By John Krull
John Krull, executive editor, TheStatehouseFile.com
INDIANAPOLIS – Regina Marsh tells me about the damage that food deserts can do to a community.
As the leader of Forest Manor Multi Service Center in Indianapolis, Marsh knows the kind of scars that food deserts can carve into neighborhoods. She says that food deserts affect communities in ways that are obvious – by causing health care problems such as malnutrition and obesity – and not immediately apparent because they rob young people of their potential.
A food desert, by the federal government’s definition, is an urban or rural area in which a significant portion of the population lives in poverty and does not have a supermarket or large grocery store nearby.
Marsh and I are talking during the broadcast of the radio show I host. We’re joined by Melissa Fisher of the Indy East Food Desert Coalition and Tim Carter of Butler University’s Center for Urban Ecology.

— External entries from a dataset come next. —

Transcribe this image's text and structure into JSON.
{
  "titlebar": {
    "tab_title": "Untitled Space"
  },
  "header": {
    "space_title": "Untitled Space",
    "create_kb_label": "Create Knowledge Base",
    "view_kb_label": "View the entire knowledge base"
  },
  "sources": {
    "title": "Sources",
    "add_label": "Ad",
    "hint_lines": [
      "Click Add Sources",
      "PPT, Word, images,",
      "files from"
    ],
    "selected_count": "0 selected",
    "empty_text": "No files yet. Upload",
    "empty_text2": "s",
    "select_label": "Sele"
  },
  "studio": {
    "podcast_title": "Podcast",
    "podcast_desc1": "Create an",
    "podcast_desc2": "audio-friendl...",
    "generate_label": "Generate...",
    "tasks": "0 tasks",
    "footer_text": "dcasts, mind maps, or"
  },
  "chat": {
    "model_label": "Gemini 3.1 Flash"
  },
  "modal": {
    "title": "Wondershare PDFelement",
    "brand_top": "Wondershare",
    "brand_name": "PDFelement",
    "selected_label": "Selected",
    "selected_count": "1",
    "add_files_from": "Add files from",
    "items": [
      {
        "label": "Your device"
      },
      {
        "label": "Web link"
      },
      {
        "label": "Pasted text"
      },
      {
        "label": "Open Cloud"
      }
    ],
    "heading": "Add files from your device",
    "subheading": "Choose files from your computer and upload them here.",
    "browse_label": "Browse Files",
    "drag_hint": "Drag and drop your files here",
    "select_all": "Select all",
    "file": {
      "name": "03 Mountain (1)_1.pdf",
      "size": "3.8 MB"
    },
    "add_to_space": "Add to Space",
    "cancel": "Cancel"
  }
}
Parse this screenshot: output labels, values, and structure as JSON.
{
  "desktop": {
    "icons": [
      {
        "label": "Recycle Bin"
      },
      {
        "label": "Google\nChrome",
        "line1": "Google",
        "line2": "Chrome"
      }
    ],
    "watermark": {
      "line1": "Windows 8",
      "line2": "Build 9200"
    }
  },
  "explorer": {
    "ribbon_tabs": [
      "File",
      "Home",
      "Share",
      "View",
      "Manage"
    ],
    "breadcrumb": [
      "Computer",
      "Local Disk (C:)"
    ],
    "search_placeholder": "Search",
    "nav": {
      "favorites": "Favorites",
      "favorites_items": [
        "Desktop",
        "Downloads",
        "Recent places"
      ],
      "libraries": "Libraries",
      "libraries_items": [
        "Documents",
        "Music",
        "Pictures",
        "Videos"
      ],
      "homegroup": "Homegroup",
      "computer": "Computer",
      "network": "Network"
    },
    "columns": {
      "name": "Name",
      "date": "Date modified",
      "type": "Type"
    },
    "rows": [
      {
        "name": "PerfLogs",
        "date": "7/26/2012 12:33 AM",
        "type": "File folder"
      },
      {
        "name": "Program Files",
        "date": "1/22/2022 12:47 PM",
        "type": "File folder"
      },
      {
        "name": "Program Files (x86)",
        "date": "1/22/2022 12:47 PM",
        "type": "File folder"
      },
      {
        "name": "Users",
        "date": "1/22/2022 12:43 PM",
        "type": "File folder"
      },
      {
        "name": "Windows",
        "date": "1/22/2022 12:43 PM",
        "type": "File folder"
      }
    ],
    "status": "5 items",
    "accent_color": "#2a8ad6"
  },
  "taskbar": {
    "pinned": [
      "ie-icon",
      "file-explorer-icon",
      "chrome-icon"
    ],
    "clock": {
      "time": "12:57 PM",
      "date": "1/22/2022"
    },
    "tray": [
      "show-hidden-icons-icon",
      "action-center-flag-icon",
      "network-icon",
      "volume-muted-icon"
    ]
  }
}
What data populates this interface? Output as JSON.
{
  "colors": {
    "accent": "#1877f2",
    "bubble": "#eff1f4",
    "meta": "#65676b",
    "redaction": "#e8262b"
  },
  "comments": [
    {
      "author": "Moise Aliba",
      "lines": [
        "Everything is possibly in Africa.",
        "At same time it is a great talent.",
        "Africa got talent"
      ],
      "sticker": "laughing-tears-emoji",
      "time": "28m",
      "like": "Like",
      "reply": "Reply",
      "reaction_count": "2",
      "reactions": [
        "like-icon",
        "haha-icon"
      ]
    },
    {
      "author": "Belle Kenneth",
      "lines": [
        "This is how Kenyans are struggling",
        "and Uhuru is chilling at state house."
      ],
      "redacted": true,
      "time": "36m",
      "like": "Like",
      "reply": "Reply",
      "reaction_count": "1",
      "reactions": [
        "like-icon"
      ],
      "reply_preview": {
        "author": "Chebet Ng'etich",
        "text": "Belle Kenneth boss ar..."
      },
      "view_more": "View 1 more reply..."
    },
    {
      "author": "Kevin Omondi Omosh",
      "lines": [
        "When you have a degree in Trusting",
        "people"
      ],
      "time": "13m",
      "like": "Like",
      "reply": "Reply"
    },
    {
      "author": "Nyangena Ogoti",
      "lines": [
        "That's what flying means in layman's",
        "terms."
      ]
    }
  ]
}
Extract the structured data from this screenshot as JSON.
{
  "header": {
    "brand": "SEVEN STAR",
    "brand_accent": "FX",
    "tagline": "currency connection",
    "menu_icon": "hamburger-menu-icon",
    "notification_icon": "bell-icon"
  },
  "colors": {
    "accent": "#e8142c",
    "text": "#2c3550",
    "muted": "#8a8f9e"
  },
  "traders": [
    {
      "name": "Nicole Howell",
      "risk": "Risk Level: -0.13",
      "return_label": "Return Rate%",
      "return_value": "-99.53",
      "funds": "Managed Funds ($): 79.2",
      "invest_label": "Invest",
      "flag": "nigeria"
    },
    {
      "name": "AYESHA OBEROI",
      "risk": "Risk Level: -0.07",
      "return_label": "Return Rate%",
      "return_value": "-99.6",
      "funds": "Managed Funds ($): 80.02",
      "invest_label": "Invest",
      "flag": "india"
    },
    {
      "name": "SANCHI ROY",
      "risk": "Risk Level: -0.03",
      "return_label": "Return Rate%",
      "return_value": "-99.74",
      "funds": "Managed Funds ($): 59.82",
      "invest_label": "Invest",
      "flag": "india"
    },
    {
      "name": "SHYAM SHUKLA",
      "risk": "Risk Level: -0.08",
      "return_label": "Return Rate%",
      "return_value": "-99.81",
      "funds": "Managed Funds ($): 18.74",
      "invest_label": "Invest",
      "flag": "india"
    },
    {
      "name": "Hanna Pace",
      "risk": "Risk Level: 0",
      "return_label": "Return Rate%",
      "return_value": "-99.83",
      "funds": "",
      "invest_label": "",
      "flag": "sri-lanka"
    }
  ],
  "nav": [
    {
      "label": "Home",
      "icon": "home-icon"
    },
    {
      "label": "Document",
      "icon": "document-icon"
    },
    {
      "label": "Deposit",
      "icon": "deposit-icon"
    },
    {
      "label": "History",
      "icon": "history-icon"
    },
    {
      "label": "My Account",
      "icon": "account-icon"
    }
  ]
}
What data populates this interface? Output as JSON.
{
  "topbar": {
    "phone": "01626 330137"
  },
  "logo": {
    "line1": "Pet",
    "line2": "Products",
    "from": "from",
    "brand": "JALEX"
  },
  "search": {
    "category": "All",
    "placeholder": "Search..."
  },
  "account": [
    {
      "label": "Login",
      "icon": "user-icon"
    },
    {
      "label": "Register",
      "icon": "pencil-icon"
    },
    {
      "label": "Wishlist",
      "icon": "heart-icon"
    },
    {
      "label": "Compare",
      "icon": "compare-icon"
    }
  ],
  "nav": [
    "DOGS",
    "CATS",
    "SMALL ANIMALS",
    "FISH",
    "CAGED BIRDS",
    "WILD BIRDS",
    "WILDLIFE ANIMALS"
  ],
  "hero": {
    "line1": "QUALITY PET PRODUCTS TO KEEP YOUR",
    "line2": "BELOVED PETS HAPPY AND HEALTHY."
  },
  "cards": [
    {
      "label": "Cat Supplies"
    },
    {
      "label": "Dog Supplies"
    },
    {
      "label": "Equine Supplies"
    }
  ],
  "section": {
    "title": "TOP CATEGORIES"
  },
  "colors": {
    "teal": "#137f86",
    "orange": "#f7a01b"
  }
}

Carter explains that, using the U.S. Department of Agriculture’s definition of a food desert, there are at least 52 of them in Marion County alone. If one uses a slightly more rigorous definition, there could be as many as 125.
Marsh then says that the federal government has determined that her community, Forest Manor, is a food desert. The grocery stores are gone and that leaves only corner convenience stores, most of which sell foods that not only are expensive but also aren’t nutritious. It becomes difficult – in fact, almost impossible – for people in the community to feed themselves in ways that are healthy.
And that has disastrous consequences. It creates a cycle of poverty and despair that can be hard to break.
A listener tells of an elderly woman who has to take two buses to travel four miles to get a bag of groceries or pay $5 for a gallon of milk at the corner store. When those are the choices and the margin for error is small – as is it is for many poor people – the climb up out of poverty can be insurmountable.
Carter says that the recognition of food deserts as a problem is still so new that everyone admits that no one has a proven solution yet.
Fisher says that her group, Indy East Food Desert Coalition, wants to pilot possible solutions. The coalition is creating community gardens where local people can grow their own food and food coops where they can shop and barter with their neighbors. They also plan an aggressive public education campaign about the advantages of eating wisely – and the dangers of eating poorly.
Marsh points out that any solution to the problem has to recognize realities. She tells the story of the last grocery store – a Cub Foods – to move out of the area. The store operated on a volume model and tried to keep prices low by selling products in bulk.
That doesn’t work with poor people, Marsh says, who shop every day or every other day and purchase in smaller portion, often because they don’t have the money or the storage space to handle more.
A caller asks if there are ways to get the free market to address this problem.
Marsh, Carter and Fisher all say that is the challenge. And they reiterate that everyone now is trying different approaches to solve the problem in the hope that some combination of approaches – “there is no silver bullet,” Carter says – will make an impact.
Marsh makes the case that the challenge must be met. She says it’s a not a coincidence that communities that are food deserts struggle in many other areas. If we want to change the dynamics in regard to health, crime and educational achievement, she says, we should start by making sure that people get the food they need to sustain themselves.
I ask Fisher, Carter and Marsh what success will look like in this struggle.
Fisher says we’ll know we’ve been successful when people have healthy food choices available to them. Carter says that success will be marked by various parts of the community coming together to solve the problem.
Marsh has the best answer.
She says that we’ll know we’ve been successful when test scores at schools in areas once designated as food deserts start to rise because the students come to class fed and focused on learning.
John Krull is director of Franklin College’s Pulliam School of Journalism, host of “No Limits” WFYI 90.1 FM Indianapolis and executive editor of TheStatehouseFile.com, a news website powered by Franklin College journalism students.